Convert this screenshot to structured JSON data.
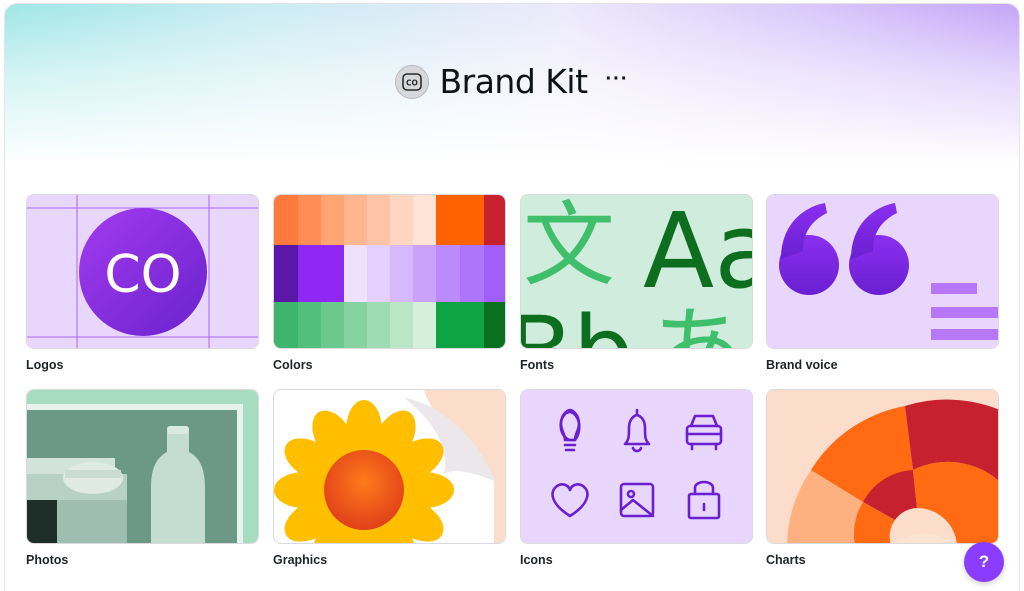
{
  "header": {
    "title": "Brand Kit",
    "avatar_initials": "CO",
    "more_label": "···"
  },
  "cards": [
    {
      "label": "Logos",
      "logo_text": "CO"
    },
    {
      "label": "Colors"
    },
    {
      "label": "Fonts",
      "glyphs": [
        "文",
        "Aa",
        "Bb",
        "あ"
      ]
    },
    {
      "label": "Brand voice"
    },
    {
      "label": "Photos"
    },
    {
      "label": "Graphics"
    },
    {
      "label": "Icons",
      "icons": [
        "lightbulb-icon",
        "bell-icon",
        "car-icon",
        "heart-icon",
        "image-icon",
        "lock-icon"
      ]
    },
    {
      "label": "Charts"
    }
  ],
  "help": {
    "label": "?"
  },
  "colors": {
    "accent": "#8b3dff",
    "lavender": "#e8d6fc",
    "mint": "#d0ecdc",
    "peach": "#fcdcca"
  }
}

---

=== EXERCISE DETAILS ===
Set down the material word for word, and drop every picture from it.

=== PROBLEM SOLUTION ===
Convert this screenshot to structured JSON data.
{
  "header": {
    "title": "Brand Kit",
    "avatar_initials": "CO",
    "more_label": "···"
  },
  "cards": [
    {
      "label": "Logos",
      "logo_text": "CO"
    },
    {
      "label": "Colors"
    },
    {
      "label": "Fonts",
      "glyphs": [
        "文",
        "Aa",
        "Bb",
        "あ"
      ]
    },
    {
      "label": "Brand voice"
    },
    {
      "label": "Photos"
    },
    {
      "label": "Graphics"
    },
    {
      "label": "Icons",
      "icons": [
        "lightbulb-icon",
        "bell-icon",
        "car-icon",
        "heart-icon",
        "image-icon",
        "lock-icon"
      ]
    },
    {
      "label": "Charts"
    }
  ],
  "help": {
    "label": "?"
  },
  "colors": {
    "accent": "#8b3dff",
    "lavender": "#e8d6fc",
    "mint": "#d0ecdc",
    "peach": "#fcdcca"
  }
}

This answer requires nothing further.